*** Block opens ***

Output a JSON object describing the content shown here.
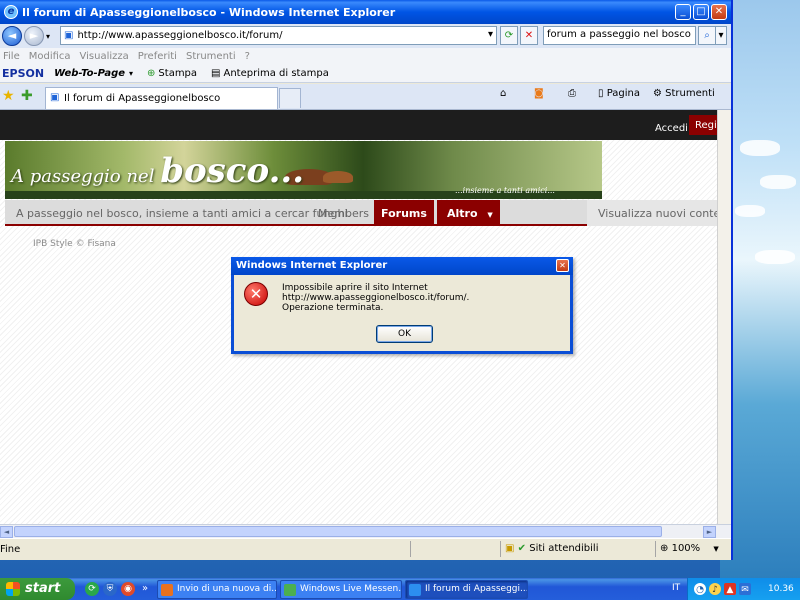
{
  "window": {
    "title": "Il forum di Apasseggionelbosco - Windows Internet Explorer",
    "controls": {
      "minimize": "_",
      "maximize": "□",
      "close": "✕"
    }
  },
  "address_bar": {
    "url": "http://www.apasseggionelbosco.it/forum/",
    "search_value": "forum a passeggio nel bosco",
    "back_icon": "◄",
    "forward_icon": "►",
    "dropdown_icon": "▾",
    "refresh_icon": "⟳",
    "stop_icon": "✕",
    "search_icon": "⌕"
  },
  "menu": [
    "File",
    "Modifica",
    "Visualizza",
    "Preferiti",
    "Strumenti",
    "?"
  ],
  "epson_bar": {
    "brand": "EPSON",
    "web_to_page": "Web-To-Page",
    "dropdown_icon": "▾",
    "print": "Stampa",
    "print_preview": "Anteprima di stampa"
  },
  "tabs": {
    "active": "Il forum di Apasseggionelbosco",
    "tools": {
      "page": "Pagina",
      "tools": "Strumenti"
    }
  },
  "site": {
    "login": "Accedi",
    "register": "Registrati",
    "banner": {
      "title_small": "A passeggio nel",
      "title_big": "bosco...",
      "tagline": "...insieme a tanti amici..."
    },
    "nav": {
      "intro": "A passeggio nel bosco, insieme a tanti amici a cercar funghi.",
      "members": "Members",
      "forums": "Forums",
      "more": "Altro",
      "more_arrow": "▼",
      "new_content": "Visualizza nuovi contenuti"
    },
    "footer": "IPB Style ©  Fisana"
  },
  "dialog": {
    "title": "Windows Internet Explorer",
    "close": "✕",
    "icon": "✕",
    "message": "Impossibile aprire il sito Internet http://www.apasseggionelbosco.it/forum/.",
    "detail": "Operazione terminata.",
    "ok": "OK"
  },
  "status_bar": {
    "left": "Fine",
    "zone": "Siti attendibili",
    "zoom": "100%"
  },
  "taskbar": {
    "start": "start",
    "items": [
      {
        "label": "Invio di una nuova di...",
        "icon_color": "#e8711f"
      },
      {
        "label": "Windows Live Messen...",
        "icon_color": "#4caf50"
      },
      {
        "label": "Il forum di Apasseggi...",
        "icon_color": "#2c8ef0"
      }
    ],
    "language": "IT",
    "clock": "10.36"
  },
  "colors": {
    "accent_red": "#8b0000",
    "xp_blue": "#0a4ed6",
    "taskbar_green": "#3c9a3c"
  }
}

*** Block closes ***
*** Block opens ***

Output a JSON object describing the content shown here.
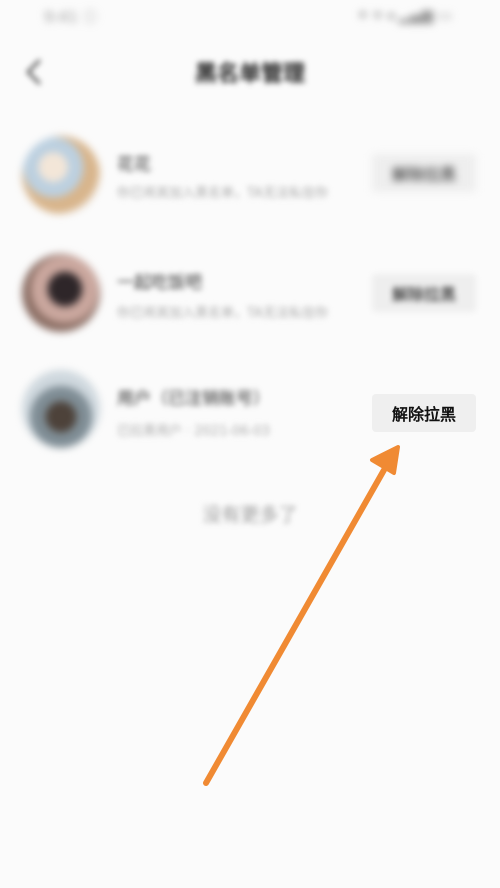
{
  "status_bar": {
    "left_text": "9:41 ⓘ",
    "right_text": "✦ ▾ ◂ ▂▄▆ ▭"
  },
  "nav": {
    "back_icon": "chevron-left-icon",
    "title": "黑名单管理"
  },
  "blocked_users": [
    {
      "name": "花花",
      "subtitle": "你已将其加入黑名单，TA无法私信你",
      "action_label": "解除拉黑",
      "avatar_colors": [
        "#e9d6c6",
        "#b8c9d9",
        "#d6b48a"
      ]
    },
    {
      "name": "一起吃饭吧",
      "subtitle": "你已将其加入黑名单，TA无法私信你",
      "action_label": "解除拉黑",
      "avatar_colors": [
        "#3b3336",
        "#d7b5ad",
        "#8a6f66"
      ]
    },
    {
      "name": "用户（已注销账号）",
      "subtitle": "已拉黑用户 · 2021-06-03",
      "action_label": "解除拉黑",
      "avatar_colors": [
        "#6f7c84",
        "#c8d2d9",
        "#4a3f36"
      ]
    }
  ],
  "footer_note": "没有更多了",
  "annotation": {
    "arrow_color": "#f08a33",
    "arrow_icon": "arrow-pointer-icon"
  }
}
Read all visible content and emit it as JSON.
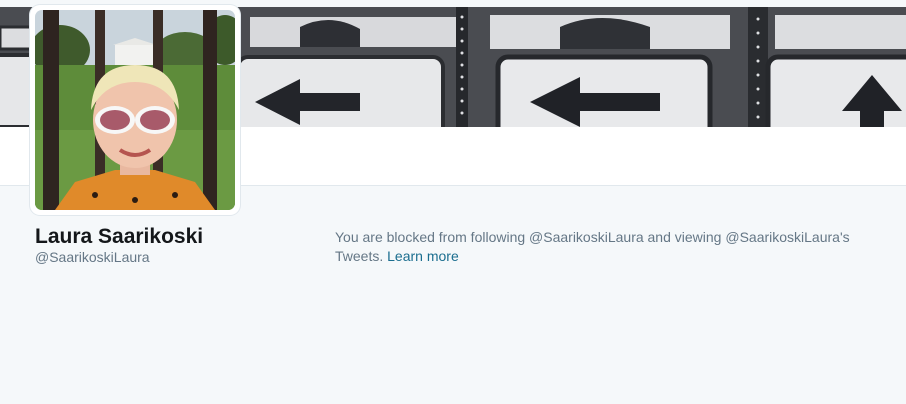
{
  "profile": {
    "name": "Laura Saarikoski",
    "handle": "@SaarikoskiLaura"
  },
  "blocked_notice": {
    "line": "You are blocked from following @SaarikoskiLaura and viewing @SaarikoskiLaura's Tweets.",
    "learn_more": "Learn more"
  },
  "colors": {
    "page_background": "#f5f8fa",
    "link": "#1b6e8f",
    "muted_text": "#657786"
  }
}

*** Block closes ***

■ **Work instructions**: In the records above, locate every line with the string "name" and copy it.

■ **Task result**:
      "name": "花花",
      "name": "一起吃饭吧",
      "name": "用户（已注销账号）",
    "name": "Laura Saarikoski",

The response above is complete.